EXCERPTED DATA:
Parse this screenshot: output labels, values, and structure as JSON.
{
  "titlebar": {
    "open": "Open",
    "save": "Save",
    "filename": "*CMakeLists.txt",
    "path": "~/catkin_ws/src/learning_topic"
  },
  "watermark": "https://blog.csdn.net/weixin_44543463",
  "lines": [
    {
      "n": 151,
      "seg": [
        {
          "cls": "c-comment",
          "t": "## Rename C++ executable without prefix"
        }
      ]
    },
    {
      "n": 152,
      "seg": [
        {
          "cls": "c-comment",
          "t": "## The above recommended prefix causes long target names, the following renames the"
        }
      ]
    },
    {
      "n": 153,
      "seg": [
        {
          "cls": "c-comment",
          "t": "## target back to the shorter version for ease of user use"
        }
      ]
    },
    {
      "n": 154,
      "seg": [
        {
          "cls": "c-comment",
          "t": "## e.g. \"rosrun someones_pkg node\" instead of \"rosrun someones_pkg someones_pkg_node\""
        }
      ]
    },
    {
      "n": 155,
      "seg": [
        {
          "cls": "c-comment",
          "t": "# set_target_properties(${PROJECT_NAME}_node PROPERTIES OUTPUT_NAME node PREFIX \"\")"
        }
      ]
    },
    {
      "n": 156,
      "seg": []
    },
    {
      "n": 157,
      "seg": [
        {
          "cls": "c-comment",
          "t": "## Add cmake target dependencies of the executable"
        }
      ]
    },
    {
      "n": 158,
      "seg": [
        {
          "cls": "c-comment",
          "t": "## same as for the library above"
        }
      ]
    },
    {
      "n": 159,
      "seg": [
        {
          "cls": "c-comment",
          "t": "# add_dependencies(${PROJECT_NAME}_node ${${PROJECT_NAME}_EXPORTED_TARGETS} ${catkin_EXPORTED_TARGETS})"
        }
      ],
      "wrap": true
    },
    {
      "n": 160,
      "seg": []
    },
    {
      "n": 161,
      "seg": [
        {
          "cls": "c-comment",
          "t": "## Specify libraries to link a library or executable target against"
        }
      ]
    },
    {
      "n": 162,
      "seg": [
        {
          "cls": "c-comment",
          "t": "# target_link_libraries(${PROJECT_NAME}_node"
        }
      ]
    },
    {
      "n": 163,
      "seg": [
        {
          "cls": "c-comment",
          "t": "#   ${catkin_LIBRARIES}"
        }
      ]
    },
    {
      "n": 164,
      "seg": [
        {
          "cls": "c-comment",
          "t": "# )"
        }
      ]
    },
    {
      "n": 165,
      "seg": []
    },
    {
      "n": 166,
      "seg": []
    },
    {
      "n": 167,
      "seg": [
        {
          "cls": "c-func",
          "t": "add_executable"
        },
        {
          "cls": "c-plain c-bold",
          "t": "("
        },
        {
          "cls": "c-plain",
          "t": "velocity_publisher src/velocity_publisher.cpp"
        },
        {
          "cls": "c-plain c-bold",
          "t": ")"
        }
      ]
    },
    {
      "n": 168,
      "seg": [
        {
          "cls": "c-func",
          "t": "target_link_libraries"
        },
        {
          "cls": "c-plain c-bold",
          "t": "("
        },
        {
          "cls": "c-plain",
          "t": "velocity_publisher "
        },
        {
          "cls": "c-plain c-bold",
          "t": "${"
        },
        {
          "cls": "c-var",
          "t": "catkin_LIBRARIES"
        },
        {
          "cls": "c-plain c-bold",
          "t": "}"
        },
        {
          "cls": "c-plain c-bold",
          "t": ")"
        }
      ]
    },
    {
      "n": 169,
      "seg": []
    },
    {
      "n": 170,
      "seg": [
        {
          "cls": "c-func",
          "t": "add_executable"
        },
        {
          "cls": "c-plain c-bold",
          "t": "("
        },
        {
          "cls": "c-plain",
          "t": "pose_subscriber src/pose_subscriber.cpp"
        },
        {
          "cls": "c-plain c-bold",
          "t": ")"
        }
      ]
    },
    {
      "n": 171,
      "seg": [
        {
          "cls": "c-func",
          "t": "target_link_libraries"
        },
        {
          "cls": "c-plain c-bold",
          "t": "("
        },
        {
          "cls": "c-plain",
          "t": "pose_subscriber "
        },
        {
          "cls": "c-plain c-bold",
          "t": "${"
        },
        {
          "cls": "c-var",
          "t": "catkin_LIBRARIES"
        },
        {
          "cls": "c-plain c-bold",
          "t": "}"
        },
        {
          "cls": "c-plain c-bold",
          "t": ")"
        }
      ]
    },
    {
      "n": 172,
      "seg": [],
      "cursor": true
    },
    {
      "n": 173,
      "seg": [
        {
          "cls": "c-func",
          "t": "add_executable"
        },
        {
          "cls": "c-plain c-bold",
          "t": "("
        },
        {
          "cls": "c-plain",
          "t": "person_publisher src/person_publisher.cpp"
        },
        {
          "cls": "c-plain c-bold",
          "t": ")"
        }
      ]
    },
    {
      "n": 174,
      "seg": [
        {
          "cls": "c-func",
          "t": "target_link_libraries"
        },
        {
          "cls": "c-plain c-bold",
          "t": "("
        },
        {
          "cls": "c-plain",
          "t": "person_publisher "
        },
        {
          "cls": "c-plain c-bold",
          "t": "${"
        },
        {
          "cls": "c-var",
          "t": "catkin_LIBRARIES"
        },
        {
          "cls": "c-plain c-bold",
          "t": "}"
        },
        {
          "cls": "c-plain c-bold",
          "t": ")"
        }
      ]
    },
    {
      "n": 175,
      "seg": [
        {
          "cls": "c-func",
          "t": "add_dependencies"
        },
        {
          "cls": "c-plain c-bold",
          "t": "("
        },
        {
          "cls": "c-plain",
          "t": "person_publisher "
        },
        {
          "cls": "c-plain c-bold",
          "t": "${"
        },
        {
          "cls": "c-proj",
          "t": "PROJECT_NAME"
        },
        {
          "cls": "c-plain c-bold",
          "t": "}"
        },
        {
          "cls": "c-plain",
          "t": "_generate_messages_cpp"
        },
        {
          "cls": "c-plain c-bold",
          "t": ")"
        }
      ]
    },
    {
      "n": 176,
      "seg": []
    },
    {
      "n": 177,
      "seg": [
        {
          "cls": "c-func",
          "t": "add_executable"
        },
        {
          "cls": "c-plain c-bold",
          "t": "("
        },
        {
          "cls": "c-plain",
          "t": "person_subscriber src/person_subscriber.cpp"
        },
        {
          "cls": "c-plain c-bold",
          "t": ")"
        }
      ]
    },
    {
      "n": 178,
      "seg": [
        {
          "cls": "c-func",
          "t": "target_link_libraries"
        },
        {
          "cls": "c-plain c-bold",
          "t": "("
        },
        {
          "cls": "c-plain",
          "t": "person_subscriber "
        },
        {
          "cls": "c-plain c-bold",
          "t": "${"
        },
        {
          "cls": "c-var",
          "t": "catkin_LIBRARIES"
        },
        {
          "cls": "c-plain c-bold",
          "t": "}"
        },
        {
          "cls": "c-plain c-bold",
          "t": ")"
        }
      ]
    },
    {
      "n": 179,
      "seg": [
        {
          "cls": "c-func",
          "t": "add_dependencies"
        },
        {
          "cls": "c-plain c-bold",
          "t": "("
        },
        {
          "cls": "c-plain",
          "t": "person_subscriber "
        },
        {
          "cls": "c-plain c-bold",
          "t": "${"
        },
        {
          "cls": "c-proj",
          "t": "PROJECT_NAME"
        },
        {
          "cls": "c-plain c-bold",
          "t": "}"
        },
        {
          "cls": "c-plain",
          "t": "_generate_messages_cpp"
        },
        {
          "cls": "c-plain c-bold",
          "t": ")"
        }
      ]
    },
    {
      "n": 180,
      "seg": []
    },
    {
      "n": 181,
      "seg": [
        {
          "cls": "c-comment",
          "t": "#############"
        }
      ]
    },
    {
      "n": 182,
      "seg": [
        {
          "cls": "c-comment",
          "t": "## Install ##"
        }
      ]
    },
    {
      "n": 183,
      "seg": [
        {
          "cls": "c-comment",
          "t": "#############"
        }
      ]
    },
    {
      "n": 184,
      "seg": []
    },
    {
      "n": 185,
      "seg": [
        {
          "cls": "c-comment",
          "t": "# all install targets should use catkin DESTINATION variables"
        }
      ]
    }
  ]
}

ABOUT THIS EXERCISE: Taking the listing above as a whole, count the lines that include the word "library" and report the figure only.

RESPONSE AREA: 2